He suggests that while animals have little use for metaphor, they certainly use adjectives, arguing convincingly, if not very scientifically, that “Their world isn’t just a huge, damp noun: a big blob of ‘is-ness’” and that “Adjectives are a corollary of fine shades of perception.” His book represents a small step that is a large leap in the emerging fields of ecolinguistics and biosemiotics, both of which, as academic disciplines, are knee-high to a grasshopper.
Foster is a literary Icarus, and he gets burnt: he tumbles and falls, over and over again, but in pushing the boundaries of our own worldview, he opens our eyes, ears, noses and tongues to strange new horizons. “Every organism,” he reminds us, “creates a different world in its brain. It lives in that world. We are surrounded by millions of different worlds.” And if that all sounds very Star Trekky, well, it’s supposed to. The parallel universes of our co-inhabitants of this green-blue planet are revealed as both tantalizingly close and impossibly distant.
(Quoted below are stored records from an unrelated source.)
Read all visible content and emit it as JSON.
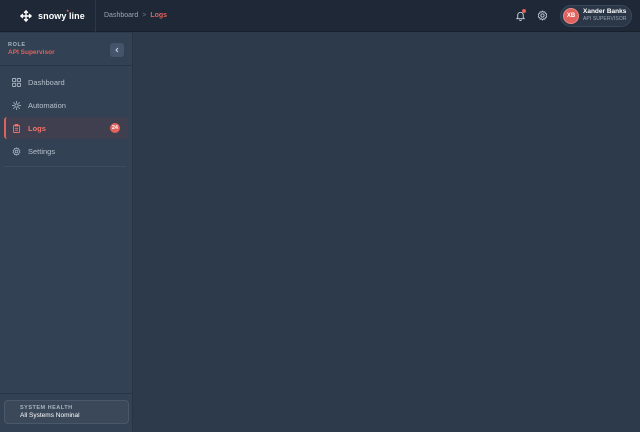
{
  "app": {
    "brand_prefix": "snowy",
    "brand_mark": "*",
    "brand_suffix": "line"
  },
  "breadcrumb": {
    "parent": "Dashboard",
    "separator": ">",
    "current": "Logs"
  },
  "header": {
    "notifications_icon": "bell-icon",
    "settings_icon": "gear-icon"
  },
  "user": {
    "initials": "XB",
    "name": "Xander Banks",
    "role": "API SUPERVISOR"
  },
  "sidebar": {
    "role_label": "ROLE",
    "role_value": "API Supervisor",
    "items": [
      {
        "label": "Dashboard",
        "icon": "grid-icon"
      },
      {
        "label": "Automation",
        "icon": "sun-icon"
      },
      {
        "label": "Logs",
        "icon": "clipboard-icon",
        "badge": "24",
        "active": true
      },
      {
        "label": "Settings",
        "icon": "gear-icon"
      }
    ],
    "health_label": "SYSTEM HEALTH",
    "health_value": "All Systems Nominal"
  },
  "colors": {
    "accent": "#e0625d",
    "topbar": "#1e2836",
    "sidebar": "#324153",
    "main": "#2c3a4b"
  }
}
For all the meticulously researched science, the fascinating natural history, the mind-blowing statistics, and the grubby and exhausting real-life experimentation, he ends the journey, as I ended it too, on a note of wonder. Being a Beast is a wonder-full book: read it.
First published in The Hindu Business Line supplement, 24.9.16